Entering your data is the foundation for calculating proportions. Ensure that you input the numbers accurately to avoid errors in your calculations.

Step 2: Set up the proportion equation

In a new cell, type the formula: =part/whole.

This formula represents the basic structure of a proportion. The part is the segment of the whole you are examining, while the whole is the total or sum of all parts.

Step 3: Convert the proportion to a percentage

Multiply the result by 100 if you wish to express the proportion as a percentage.

Proportions are often represented as percentages because they’re easier to understand and visualize. Multiplying by 100 converts the decimal into a more recognizable percentage format.

Step 4: Use Excel functions for complex proportions

For more complex proportions, use Excel functions like RATIO or GCD to simplify ratios or find the greatest common divisor.

Excel offers advanced functions that can handle more intricate proportion calculations. These can be especially useful when working with large datasets or when you need to simplify ratios to their smallest form.


SpeedExcel can calculate proportions much faster than manual calculations, saving you time and effort.
AccuracyWith Excel, you reduce the risk of human error in your calculations, ensuring more accurate results.
VersatilityExcel’s proportion calculations can be applied to a wide range of fields and scenarios, making it a versatile tool for many users.


Learning CurveSome users may find Excel’s functions and formulas intimidating, and there may be a learning curve involved.
Simplistic AssumptionsExcel’s proportion calculations assume that data is clean and well-structured, which isn’t always the case in real-world scenarios.
Software LimitationsWhile Excel is powerful, it does have its limitations and may not be suitable for extremely complex statistical analysis.

Additional Information

Calculating proportions in Excel can be a straightforward process once you get the hang of it. However, there are a few tips to keep in mind. Remember to always double-check your data entry, as one small mistake can throw off your entire calculation. Also, be aware of Excel’s automatic rounding. If you’re working with very small or very precise numbers, you may need to adjust the number of decimal places that Excel displays to ensure your proportions are accurate.

Another useful tip is to familiarize yourself with Excel’s various functions related to proportions and ratios. Functions like QUOTIENT can be used to divide numbers and return only the integer portion, which can be helpful if you’re only interested in whole number ratios. By exploring Excel’s functionality, you’ll be able to handle proportions with even greater ease and confidence.


  1. Enter your data into separate cells.
  2. Set up the proportion equation.
  3. Convert the proportion to a percentage if desired.
  4. Use Excel functions for more complex proportions.

Frequently Asked Questions

What if I need to calculate proportions for multiple sets of numbers?

You can replicate the same steps for each set, or use Excel’s drag-fill feature to apply the calculations to multiple rows or columns at once.

Can I use Excel to find a missing value in a proportion?

Yes, by setting up an equation with a placeholder for the missing value, Excel can solve for the unknown number.

How do I ensure my proportions are accurate?

Double-check your data entry, ensure you’re using the correct formulas, and adjust rounding settings if necessary.

Is it possible to visualize proportions in Excel?

Definitely!

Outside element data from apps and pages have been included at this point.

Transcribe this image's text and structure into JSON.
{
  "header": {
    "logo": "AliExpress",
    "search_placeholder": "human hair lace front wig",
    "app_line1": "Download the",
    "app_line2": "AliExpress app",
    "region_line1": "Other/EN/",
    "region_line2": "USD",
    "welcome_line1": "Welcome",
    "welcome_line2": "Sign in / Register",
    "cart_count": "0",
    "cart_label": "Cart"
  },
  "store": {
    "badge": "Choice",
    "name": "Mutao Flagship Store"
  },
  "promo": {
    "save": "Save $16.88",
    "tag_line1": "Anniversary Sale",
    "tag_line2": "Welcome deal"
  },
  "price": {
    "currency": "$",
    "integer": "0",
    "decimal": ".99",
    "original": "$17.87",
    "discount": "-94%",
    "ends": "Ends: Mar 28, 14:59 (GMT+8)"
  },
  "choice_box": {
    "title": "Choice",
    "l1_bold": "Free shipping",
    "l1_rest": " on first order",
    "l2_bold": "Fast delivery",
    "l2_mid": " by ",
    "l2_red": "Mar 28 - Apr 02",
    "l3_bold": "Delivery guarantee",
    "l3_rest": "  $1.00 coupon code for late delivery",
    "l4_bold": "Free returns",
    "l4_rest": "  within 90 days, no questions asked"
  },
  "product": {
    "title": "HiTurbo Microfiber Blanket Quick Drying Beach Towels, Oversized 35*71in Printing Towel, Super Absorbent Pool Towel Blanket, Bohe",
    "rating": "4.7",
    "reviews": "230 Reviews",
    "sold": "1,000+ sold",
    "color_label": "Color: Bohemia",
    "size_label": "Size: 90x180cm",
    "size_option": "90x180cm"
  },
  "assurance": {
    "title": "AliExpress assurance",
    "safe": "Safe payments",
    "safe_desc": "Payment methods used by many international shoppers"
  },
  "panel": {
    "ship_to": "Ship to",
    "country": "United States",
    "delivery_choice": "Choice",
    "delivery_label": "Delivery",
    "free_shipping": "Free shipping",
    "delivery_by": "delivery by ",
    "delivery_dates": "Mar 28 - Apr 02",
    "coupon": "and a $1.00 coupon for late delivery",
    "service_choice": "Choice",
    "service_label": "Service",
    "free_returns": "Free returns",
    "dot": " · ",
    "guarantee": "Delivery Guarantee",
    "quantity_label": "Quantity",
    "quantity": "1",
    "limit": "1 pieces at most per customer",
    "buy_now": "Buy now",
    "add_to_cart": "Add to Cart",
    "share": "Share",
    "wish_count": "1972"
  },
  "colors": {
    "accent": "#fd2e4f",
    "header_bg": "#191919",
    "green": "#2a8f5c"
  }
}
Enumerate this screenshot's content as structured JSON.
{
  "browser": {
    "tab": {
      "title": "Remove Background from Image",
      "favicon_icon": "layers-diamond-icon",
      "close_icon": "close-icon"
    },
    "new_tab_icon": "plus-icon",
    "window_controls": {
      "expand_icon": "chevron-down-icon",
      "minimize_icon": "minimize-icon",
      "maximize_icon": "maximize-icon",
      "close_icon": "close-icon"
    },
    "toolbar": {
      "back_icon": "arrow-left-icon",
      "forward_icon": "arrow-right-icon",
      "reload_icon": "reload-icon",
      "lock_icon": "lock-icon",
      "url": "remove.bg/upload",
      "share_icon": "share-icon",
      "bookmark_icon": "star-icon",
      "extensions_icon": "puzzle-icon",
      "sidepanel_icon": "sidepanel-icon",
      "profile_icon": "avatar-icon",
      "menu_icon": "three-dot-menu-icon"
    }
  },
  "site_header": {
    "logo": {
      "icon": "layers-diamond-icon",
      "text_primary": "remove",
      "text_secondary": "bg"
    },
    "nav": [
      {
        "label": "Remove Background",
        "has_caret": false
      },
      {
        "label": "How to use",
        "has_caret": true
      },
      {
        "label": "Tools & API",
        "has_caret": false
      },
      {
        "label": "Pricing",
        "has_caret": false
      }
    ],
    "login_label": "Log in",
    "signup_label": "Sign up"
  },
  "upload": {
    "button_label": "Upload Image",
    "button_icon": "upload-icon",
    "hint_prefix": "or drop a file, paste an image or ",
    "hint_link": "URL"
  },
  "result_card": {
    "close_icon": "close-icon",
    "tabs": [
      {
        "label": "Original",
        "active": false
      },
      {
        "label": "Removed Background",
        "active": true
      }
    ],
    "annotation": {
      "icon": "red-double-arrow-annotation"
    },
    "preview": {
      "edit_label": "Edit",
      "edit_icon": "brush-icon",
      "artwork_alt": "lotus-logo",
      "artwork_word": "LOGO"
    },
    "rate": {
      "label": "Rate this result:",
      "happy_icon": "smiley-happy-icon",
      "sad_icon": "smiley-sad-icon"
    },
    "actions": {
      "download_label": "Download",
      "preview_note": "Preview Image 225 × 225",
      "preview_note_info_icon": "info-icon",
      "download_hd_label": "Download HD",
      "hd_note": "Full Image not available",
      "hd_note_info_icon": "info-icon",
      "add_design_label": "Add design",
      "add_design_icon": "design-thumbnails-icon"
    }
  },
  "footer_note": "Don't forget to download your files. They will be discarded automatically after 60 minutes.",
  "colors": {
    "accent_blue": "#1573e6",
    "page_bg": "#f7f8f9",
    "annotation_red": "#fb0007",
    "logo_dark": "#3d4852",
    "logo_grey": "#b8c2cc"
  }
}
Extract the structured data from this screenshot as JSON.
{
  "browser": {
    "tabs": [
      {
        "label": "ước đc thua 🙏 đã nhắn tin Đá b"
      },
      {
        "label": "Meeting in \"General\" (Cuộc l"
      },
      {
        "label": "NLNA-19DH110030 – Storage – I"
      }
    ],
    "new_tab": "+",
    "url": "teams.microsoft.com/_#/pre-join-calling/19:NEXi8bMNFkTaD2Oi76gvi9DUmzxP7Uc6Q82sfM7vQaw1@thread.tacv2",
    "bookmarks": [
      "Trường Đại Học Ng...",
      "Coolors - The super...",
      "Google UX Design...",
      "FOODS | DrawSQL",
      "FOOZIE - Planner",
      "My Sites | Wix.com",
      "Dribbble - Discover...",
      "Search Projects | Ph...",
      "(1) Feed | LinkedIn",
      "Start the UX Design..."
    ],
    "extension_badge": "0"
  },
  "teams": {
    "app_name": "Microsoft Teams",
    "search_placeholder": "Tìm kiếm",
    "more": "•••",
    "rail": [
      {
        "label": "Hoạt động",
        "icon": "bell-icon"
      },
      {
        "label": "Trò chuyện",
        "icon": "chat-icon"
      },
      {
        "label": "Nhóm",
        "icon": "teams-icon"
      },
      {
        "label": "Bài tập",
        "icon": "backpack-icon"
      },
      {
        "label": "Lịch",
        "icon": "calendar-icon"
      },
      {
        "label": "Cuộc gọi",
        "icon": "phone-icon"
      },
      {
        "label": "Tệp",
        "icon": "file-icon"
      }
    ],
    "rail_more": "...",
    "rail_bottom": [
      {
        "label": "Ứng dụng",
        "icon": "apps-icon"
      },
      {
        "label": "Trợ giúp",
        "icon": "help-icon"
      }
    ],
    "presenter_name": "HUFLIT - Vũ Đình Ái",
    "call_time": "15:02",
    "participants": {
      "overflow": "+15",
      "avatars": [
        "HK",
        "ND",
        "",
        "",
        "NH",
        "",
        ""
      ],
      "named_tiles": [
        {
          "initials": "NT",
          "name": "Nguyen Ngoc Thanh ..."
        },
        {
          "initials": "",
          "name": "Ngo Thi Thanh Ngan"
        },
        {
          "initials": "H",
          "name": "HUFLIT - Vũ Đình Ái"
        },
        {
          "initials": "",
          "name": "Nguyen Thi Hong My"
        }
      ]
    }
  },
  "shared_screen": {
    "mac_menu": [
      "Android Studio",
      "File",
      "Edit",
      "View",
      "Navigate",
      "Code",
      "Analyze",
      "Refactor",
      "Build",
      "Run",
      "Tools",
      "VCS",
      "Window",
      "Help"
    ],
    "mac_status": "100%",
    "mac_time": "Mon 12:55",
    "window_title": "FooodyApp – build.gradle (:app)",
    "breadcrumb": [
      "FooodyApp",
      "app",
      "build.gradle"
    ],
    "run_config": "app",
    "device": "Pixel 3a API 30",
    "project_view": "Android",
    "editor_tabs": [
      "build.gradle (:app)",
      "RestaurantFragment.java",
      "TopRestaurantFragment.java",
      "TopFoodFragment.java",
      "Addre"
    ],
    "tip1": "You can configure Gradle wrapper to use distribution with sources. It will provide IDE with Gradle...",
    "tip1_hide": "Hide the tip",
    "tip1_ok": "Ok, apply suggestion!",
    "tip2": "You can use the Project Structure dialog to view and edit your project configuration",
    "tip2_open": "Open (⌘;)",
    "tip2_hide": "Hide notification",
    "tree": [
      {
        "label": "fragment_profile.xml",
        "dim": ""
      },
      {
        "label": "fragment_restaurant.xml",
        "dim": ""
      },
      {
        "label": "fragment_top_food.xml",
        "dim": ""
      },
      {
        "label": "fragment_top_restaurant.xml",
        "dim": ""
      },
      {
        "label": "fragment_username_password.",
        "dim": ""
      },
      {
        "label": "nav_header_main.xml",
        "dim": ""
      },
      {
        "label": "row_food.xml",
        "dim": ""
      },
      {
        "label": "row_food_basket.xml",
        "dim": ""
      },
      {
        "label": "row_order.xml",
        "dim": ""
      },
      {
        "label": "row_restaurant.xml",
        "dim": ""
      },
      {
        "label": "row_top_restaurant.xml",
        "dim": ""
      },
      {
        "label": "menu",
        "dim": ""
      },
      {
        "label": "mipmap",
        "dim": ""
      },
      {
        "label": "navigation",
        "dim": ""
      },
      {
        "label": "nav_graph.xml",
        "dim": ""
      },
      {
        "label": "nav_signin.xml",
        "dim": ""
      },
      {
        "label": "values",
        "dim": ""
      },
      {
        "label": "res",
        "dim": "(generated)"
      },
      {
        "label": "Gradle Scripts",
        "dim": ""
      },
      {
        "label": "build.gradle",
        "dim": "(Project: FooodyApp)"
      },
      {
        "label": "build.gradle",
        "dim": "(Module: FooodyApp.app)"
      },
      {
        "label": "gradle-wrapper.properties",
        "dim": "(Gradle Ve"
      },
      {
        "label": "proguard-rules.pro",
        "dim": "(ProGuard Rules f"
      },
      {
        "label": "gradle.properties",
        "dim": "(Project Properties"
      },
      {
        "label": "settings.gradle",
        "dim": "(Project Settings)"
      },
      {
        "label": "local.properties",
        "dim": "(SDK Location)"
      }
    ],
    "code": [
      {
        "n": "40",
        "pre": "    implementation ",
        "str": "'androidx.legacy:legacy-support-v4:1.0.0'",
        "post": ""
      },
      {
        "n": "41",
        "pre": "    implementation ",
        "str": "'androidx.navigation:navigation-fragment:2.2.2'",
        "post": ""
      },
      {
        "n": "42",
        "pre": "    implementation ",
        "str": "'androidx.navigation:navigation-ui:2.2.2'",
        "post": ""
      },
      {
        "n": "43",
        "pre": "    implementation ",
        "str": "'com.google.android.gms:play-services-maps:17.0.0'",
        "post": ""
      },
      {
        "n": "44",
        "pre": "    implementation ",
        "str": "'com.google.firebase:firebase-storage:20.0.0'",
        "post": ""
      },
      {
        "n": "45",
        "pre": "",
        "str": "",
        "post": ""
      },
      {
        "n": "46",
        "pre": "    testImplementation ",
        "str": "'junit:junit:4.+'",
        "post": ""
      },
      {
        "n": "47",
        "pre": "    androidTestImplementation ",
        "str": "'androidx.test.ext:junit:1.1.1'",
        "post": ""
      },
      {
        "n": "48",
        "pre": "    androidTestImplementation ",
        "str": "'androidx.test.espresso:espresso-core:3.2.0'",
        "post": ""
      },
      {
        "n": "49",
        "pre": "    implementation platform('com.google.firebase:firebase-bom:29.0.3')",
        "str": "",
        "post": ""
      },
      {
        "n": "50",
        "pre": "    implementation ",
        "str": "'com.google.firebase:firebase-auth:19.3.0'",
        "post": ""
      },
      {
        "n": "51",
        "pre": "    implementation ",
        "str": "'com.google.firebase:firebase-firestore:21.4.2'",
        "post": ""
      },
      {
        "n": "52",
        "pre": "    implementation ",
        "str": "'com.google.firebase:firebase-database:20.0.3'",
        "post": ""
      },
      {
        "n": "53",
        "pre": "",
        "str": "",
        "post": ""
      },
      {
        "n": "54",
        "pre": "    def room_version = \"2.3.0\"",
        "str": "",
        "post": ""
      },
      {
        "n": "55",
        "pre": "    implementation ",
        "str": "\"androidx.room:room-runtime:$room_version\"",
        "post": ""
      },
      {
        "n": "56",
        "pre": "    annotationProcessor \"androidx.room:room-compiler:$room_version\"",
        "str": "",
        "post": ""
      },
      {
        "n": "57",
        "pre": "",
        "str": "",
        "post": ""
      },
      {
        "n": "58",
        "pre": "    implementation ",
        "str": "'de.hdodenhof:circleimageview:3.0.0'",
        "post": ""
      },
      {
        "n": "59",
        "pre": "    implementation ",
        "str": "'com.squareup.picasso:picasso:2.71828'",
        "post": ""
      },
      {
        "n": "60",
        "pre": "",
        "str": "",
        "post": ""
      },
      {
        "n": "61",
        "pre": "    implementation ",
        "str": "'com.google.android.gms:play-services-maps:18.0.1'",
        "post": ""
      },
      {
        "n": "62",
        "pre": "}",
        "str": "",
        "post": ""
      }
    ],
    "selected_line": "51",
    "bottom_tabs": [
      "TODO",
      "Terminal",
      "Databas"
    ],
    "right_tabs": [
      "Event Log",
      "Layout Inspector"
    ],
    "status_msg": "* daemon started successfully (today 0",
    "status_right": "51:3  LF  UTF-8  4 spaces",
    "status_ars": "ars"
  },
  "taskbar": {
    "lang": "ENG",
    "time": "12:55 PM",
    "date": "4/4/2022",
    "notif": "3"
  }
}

You can create pie charts or bar graphs to represent proportions visually.

Can Excel handle proportions with ratios instead of percentages?

Yes, Excel can easily work with ratios, and you can use functions like GCD to simplify them.


Proportions are a fundamental aspect of data analysis, and Excel is a powerful tool that can help you calculate them quickly and accurately. Whether you’re a student, professional, or just someone who loves numbers, knowing how to do proportions on Excel can streamline your work and provide deeper insights into your data. With the steps outlined in this article, you’ll be well on your way to becoming a pro at proportions. So go ahead, give it a try and watch how Excel can simplify yet another aspect of your numerical world.

Join Our Free Newsletter

Featured guides and deals

You may opt out at any time. Read our Privacy Policy